When lunch hour rolls around, grill your paddy in a sandwich press, toast your bread, chop up your salad and then assemble your burger. Done.

Oh, I almost forgot: if you have an egg and some silicone egg rings like these you can fry up an egg on the sandwich press. Just remember to leave the top of the press open.

The Egg and Quinoa Muggin (like muffin but with g’s, geddit?)

My take on the muggin.

My take on the muggin.

This gem came from wellness blogger and creator of the hugely successful I Quit Sugar program, Sarah Wilson. It is one of those ideas that is so simple, when you find out about it,  you can’t quite believe you didn’t think of it yourself… or maybe you did think of it yourself. In which case, go you!

Just throw some frozen peas and spinach into a mug and put a couple of un-cracked raw eggs on top (I wrapped mine together in cling-wrap to stop them rattling around and breaking). When you are ready to eat, crack the eggs into the cup and whisk everything up then pop it in the microwave for two minutes.

I like to mix things up a bit some days, as well as add an extra punch of protein, by lining the base of the mug with pre-cooked quinoa. I do this the night before so all I have to do in the morning is put in the peas, spinach and eggs.

Another technique that I employ to make sure I always have access to healthy food, even if I’m super busy, is to take a couple of containers of homemade soup to the office and keep them in the freezer. I also always have a couple of tins of organic baked beans in my drawer and some frozen peas in the freezer.

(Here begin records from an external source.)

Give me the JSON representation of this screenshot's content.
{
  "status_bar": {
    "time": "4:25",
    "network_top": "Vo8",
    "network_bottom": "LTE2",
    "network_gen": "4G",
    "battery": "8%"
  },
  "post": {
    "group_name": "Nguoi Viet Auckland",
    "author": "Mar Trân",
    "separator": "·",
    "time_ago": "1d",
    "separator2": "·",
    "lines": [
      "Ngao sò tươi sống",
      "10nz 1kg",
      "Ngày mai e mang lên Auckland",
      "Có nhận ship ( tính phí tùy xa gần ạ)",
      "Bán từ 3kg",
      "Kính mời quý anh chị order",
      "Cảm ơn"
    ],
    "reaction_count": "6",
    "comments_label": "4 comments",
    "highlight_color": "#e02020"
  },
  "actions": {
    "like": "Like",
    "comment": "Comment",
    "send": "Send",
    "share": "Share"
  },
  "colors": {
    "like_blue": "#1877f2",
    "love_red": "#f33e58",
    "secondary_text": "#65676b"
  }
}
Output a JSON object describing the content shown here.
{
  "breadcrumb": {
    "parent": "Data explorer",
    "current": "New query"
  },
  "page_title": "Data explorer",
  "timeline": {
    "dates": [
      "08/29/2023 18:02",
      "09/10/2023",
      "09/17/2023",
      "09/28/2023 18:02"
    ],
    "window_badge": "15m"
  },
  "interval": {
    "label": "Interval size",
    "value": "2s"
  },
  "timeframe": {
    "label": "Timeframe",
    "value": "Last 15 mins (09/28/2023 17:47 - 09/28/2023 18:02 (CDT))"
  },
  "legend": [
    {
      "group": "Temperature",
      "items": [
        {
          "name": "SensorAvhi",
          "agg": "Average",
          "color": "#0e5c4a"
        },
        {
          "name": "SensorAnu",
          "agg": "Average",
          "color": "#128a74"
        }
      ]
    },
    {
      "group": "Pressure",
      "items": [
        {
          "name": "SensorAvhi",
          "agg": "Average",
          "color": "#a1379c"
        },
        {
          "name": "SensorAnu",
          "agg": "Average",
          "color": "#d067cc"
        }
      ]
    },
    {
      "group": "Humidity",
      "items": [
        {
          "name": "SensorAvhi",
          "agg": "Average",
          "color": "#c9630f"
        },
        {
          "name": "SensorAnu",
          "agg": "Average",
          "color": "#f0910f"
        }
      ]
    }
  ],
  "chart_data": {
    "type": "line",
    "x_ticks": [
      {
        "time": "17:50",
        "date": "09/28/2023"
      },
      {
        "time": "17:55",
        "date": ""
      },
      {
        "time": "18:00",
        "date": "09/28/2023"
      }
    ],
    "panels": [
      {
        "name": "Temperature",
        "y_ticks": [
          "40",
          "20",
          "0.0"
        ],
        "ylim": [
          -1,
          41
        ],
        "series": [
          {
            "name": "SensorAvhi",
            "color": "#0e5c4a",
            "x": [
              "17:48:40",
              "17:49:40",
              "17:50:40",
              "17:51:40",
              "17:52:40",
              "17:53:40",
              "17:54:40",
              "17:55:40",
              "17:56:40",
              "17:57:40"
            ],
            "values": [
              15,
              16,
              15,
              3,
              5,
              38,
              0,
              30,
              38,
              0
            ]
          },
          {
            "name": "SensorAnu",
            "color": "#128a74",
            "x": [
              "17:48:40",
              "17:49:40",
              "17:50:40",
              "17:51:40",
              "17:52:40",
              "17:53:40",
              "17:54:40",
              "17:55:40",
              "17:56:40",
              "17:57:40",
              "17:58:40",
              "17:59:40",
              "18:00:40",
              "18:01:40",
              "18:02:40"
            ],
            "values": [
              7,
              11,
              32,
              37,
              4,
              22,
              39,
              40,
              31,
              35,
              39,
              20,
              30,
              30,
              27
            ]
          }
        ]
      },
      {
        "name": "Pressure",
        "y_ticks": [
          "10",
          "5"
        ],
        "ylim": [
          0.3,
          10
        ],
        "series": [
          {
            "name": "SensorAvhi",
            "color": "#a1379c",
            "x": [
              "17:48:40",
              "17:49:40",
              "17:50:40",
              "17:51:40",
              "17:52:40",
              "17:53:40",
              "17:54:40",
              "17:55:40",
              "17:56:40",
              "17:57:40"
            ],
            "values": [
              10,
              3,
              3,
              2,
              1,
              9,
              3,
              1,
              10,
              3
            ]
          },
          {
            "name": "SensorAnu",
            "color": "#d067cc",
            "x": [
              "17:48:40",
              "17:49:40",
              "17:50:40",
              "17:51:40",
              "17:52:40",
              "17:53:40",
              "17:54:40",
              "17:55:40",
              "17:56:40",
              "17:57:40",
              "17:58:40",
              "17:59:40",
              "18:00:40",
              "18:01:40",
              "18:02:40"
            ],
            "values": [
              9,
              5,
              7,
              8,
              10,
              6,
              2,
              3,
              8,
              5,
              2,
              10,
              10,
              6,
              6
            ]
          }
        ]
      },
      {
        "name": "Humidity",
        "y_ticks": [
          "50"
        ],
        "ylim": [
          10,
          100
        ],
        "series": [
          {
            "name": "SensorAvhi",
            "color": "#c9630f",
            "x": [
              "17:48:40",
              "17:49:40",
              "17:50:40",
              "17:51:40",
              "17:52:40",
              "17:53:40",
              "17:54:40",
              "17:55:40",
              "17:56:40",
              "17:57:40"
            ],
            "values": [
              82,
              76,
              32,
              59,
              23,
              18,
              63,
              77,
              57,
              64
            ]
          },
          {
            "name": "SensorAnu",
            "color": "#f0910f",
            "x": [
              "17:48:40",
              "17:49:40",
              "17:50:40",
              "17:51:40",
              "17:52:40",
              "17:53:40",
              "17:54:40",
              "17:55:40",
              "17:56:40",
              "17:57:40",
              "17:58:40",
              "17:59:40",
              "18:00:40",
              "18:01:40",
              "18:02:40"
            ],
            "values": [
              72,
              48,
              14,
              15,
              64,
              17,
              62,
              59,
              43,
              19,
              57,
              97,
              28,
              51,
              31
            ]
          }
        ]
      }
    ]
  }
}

I mix the peas in with the beans before microwaving them, and I serve them on toast (I also keep bread in the freezer). While baked beans aren’t something I like to eat often, due to their high sugar content, they stop me from heading to the food court when I’m on the hunt for lunch.

It’s all about finding a few key ingredients that are easily transportable, then just experiment to find out what works for you!